7. Raúl Juliá: The World’s a Stage
From award-winning director Ben DeJesus (John Leguizamo: Tales from a Ghetto Klown), Raúl Juliá: The World’s a Stage is a warm and revealing portrait of the groundbreaking actor’s journey from his native Puerto Rico to the creative hotbed of 1960s New York City, to prominence on Broadway and in Hollywood. Filled with passion, determination and joy, Juliá’s brilliant and daring career was tragically cut short by his untimely death 25 years ago, at age 54.
8. The Mission
No, it’s not a panel, event or film. It’s the reason we all gather over the week. Festival founder Calixto Chinchilla summed it up best, when he told People En Espanol “There is power when we are together in a room, there is power when we are seeing each other’s images.
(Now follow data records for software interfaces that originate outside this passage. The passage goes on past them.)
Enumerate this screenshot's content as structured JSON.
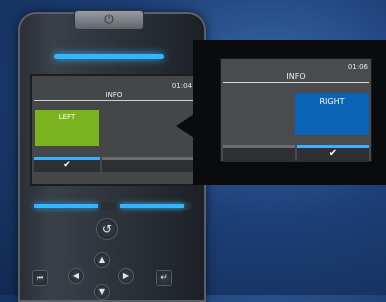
{
  "remote": {
    "screen": {
      "time": "01:04",
      "title": "INFO",
      "left_button": "LEFT",
      "confirm_icon": "✔"
    },
    "keys": {
      "power_icon": "⏻",
      "back_icon": "↺",
      "up_icon": "▲",
      "left_icon": "◀",
      "right_icon": "▶",
      "down_icon": "▼",
      "rewind_icon": "⏮",
      "enter_icon": "↵"
    }
  },
  "zoom_panel": {
    "time": "01:06",
    "title": "INFO",
    "right_button": "RIGHT",
    "confirm_icon": "✔"
  },
  "colors": {
    "accent_blue": "#31b6ff",
    "left_green": "#7ab31f",
    "right_blue": "#0a63b5"
  }
}
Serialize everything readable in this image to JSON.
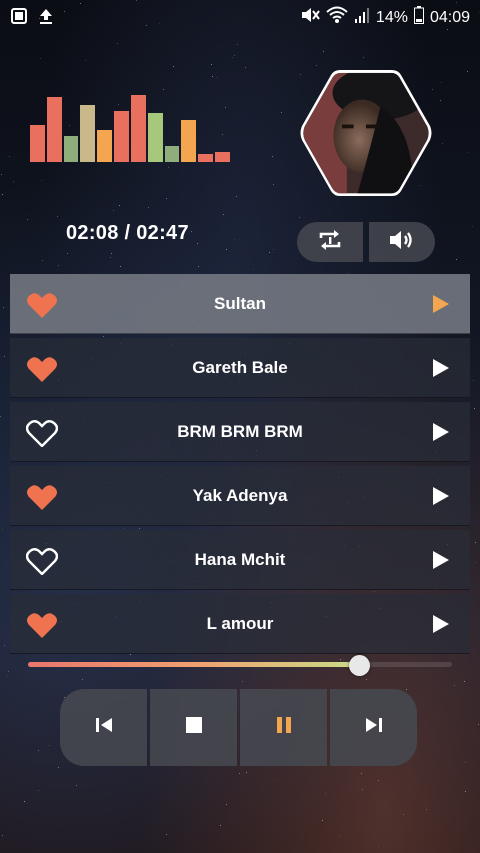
{
  "status_bar": {
    "battery": "14%",
    "time": "04:09",
    "icons": [
      "gallery-icon",
      "upload-icon",
      "mute-icon",
      "wifi-icon",
      "signal-icon",
      "battery-icon"
    ]
  },
  "equalizer": {
    "levels": [
      0.55,
      0.95,
      0.38,
      0.84,
      0.47,
      0.75,
      0.98,
      0.72,
      0.23,
      0.62,
      0.12,
      0.15
    ],
    "colors": [
      "#e96f5f",
      "#e96f5f",
      "#8fae7b",
      "#c9b98a",
      "#f3a64f",
      "#e96f5f",
      "#e96f5f",
      "#a7c77a",
      "#8fae7b",
      "#f3a64f",
      "#e96f5f",
      "#e96f5f"
    ]
  },
  "player": {
    "time_display": "02:08 / 02:47",
    "progress": 0.78
  },
  "songs": [
    {
      "title": "Sultan",
      "favorite": true,
      "active": true
    },
    {
      "title": "Gareth Bale",
      "favorite": true,
      "active": false
    },
    {
      "title": "BRM BRM BRM",
      "favorite": false,
      "active": false
    },
    {
      "title": "Yak Adenya",
      "favorite": true,
      "active": false
    },
    {
      "title": "Hana Mchit",
      "favorite": false,
      "active": false
    },
    {
      "title": "L amour",
      "favorite": true,
      "active": false
    }
  ],
  "colors": {
    "accent": "#f0734f",
    "active_play": "#f3a64f",
    "pause": "#f3a64f"
  }
}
At a time when there is a lack of Latino images, now we have the power to control those images. We create these spaces for people to network, for people to build, for people to see themselves, there is power in that.”
Perhaps the greatest reason of all to attend this year’s festivities.
The 16th annual New York Latino Film Festival Festival returns August 12-18, 2019. For a schedule of films, events and to purchase tickets visit: New York Latino Film Festival.